Does My Child Have Expressive Language Disorder?

What is Expressive Language Disorder?

Expressive language is how a person expresses their feelings and ideas. Expressive language disorder is characterised by a child having difficulty expressing him- or herself using speech or writing.

Children playing outside

Children with expressive language disorder do not have problems pronouncing certain sounds or words, as with a phonological speech disorder (discussed in a previous blog post), in fact they will tend to be within the normal range for correct speech sounds.  The problem is with putting sentences together, finding and using the right words, and the use of grammar.

Types of Expressive Language Disorder

Expressive language disorder can either be developmental or acquired. The acquired type is caused by damage to the brain from a head injury or stroke, but the most common type that we see here at Children’s Therapies is developmental, and generally appears when a child is learning to talk.  There is no known cause for this type.

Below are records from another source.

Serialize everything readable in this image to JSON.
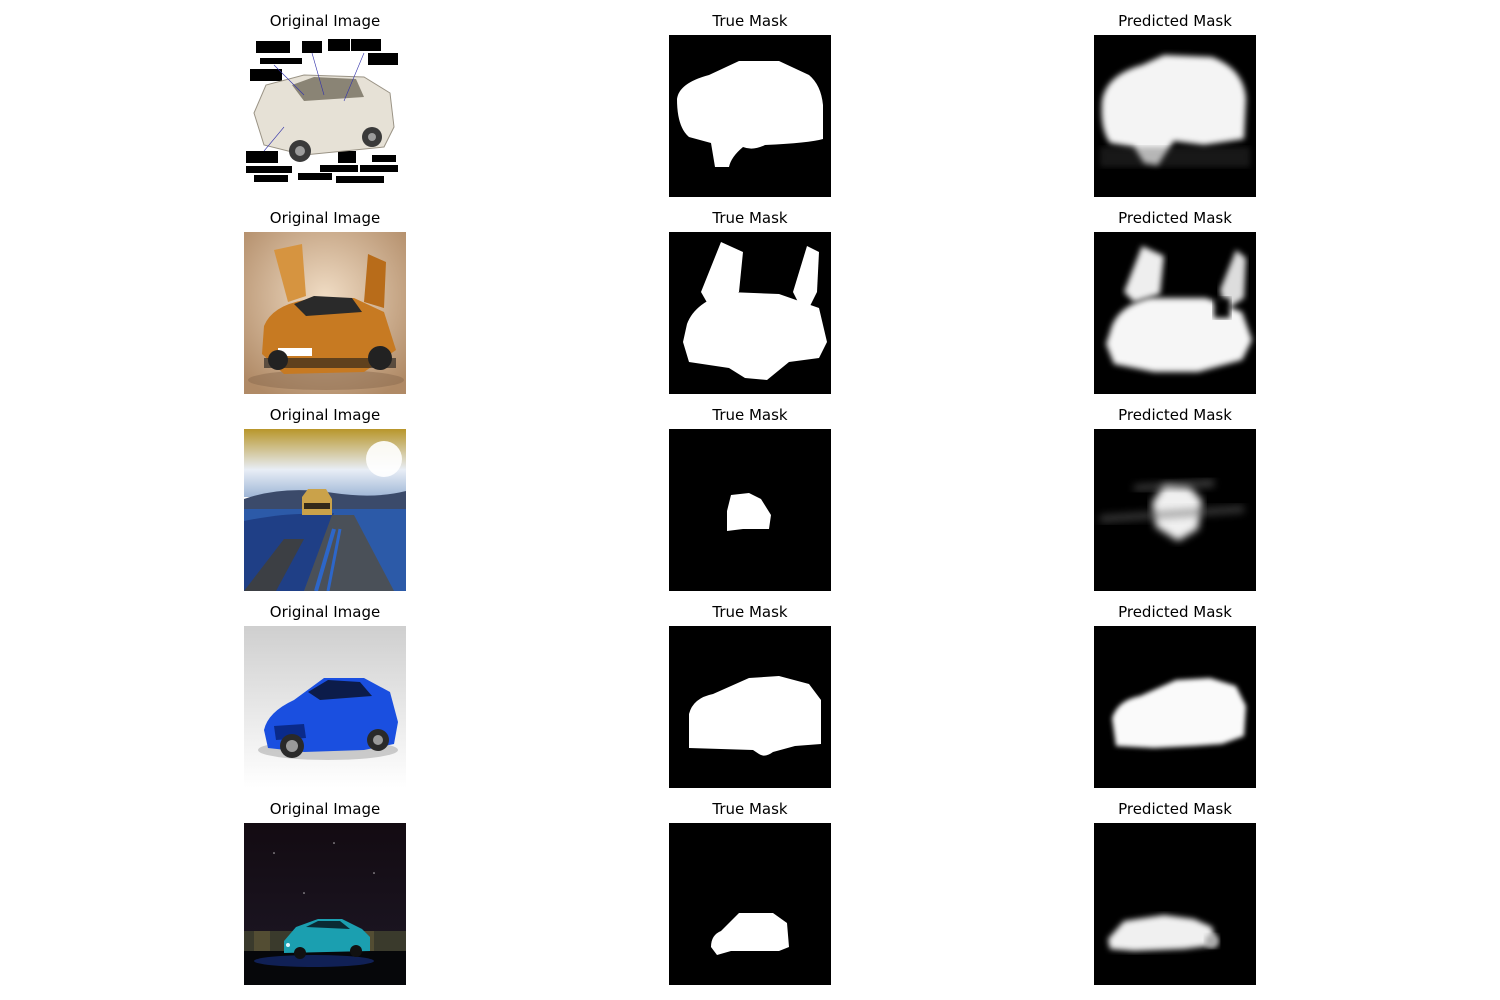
{
  "column_titles": {
    "original": "Original Image",
    "true_mask": "True Mask",
    "predicted_mask": "Predicted Mask"
  },
  "rows": [
    {
      "subject": "white SUV diagram with black callout labels"
    },
    {
      "subject": "orange sports car with open doors"
    },
    {
      "subject": "car on road under cloudy sky"
    },
    {
      "subject": "blue sports car on gray background"
    },
    {
      "subject": "teal car at night"
    }
  ]
}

Children with expressive language disorder may have started talking later than their peers and been slower to put two words together.  Once they are using whole sentences, these children may say ‘stuff’ or ‘that’ frequently instead of naming specific objects, because they are unable to remember the correct word. Children with expressive language disorder are usually of the same intelligence as their peers and can understand complex instructions and sentences, they just can’t form these complex sentences themselves.   They also tend to use shorter sentences and can have difficulty holding a conversation.

Symptoms can vary widely in each child depending on their age and the severity of the disorder.  A three-year-old with ELD might typically be only using two-word sentences, and a seven-year-old might miss out connective words like if,’ ‘and,’ or ‘but.’

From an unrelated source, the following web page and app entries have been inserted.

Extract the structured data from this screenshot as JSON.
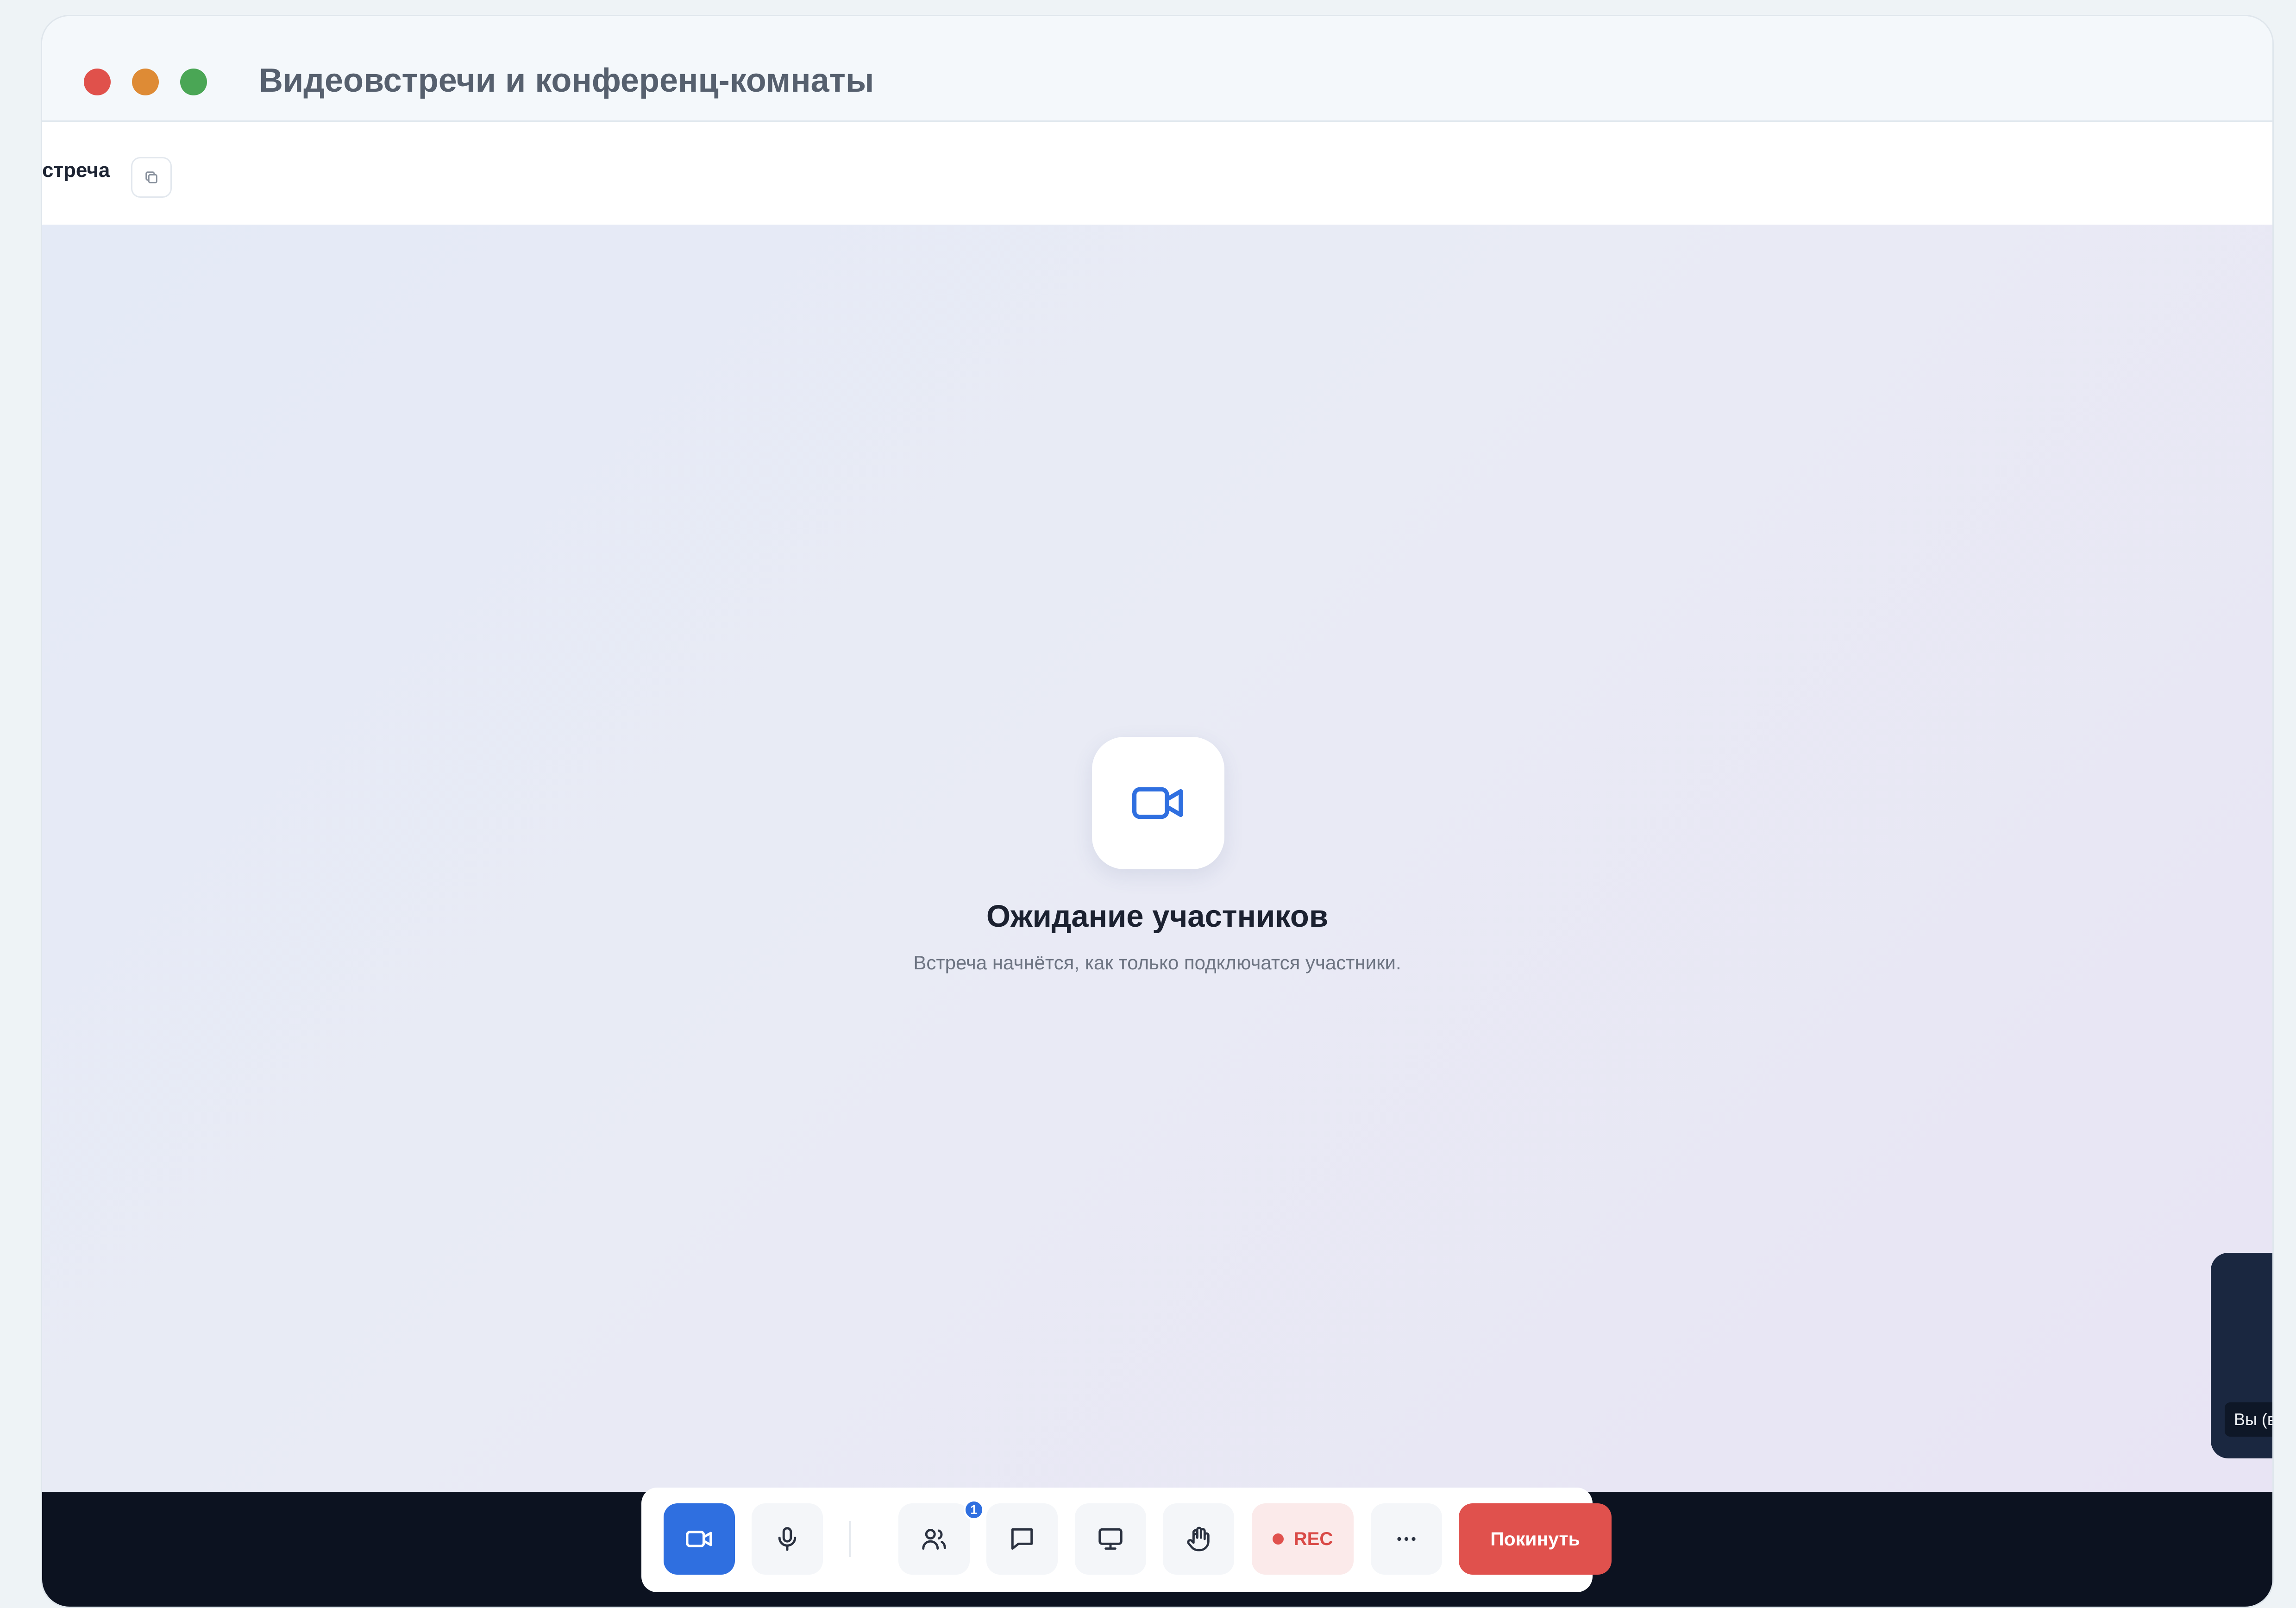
{
  "window": {
    "title": "Видеовстречи и конференц-комнаты"
  },
  "subbar": {
    "meeting_name": "стреча",
    "copy_icon": "copy-icon"
  },
  "stage": {
    "hero_icon": "video-camera-icon",
    "title": "Ожидание участников",
    "subtitle": "Встреча начнётся, как только подключатся участники.",
    "self_tile_label": "Вы (вы)"
  },
  "toolbar": {
    "buttons": [
      {
        "name": "camera",
        "icon": "video-camera-icon",
        "active": true
      },
      {
        "name": "microphone",
        "icon": "microphone-icon"
      },
      {
        "name": "participants",
        "icon": "participants-icon",
        "badge": "1"
      },
      {
        "name": "chat",
        "icon": "chat-icon"
      },
      {
        "name": "screen-share",
        "icon": "monitor-icon"
      },
      {
        "name": "raise-hand",
        "icon": "hand-icon"
      },
      {
        "name": "record",
        "icon": "record-dot-icon"
      },
      {
        "name": "more",
        "icon": "more-icon"
      },
      {
        "name": "leave"
      }
    ],
    "participants_badge": "1",
    "rec_label": "REC",
    "leave_label": "Покинуть"
  },
  "colors": {
    "accent": "#2f6fe0",
    "danger": "#e0514d",
    "bottom_bar": "#0c1220",
    "traffic_red": "#e0514b",
    "traffic_orange": "#de8b35",
    "traffic_green": "#4aa655"
  }
}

If your child seems to be experiencing any of the following, it’s a good idea to see a speech and language therapist who can assess them for ELD:

  • Problems putting sentences together

  • Problems remembering and finding the right word for an object

  • Difficulty using grammar

  • A smaller vocabulary than peers of a similar age

  • Incorrect use of pronouns (me, mine, he, him)

  • Leaving prepositions out of sentences (at, on, but, if)

  • Confusing verb tenses (I go instead of I went)

  • Problems retelling a story or relaying information

  • Difficulty holding a conversation


When assessing a child for expressive language disorder, I use both verbal and non-verbal standard tests to look for the following, once I have ruled out a hearing problem:

  • Is the child performing below the level of their peers at tasks requiring speech communication?

  • Is the level of speech less developed than expected for the child’s intelligence and ability to understand spoken language?

  • Does this problem with level of speech create difficulties for the child in everyday life?

Therapy for expressive language disorder

To help a child with expressive language disorder, I usually recommend one-to-one therapy in clinic for improving speech and communication skills, combined with a programme to follow at home that aims to incorporate the target level of spoken language into everyday activities.  At the clinic, I make use of the toys and games resources we have here to help the child practice naming everyday objects, and mimicking games to encourage them to narrate their actions and tell me about the objects they are playing with.

Therapy Activities To Try At Home

My SLT colleagues and I will always advise activities to try at home to complement the specific individual therapy we provide for each child in clinic. As general guidance though, try to be talkative when you are with your child, narrating your actions as you put clothes or toys away, prepare food, put on clothes etc. Talk about what you see when you are walking or driving, naming the specific objects. When your child speaks, don’t correct her but repeat back to her using the correct words and sentence structure.

The good news is that with therapy, we see a significant improvement in most cases of expressive language disorder.

If you have any concerns about the speech or language development of your child and would like to discuss them with a speech and language therapist, please call us on 0208 6737930.

Lizz Summers

Voice & Presentation Skills Coach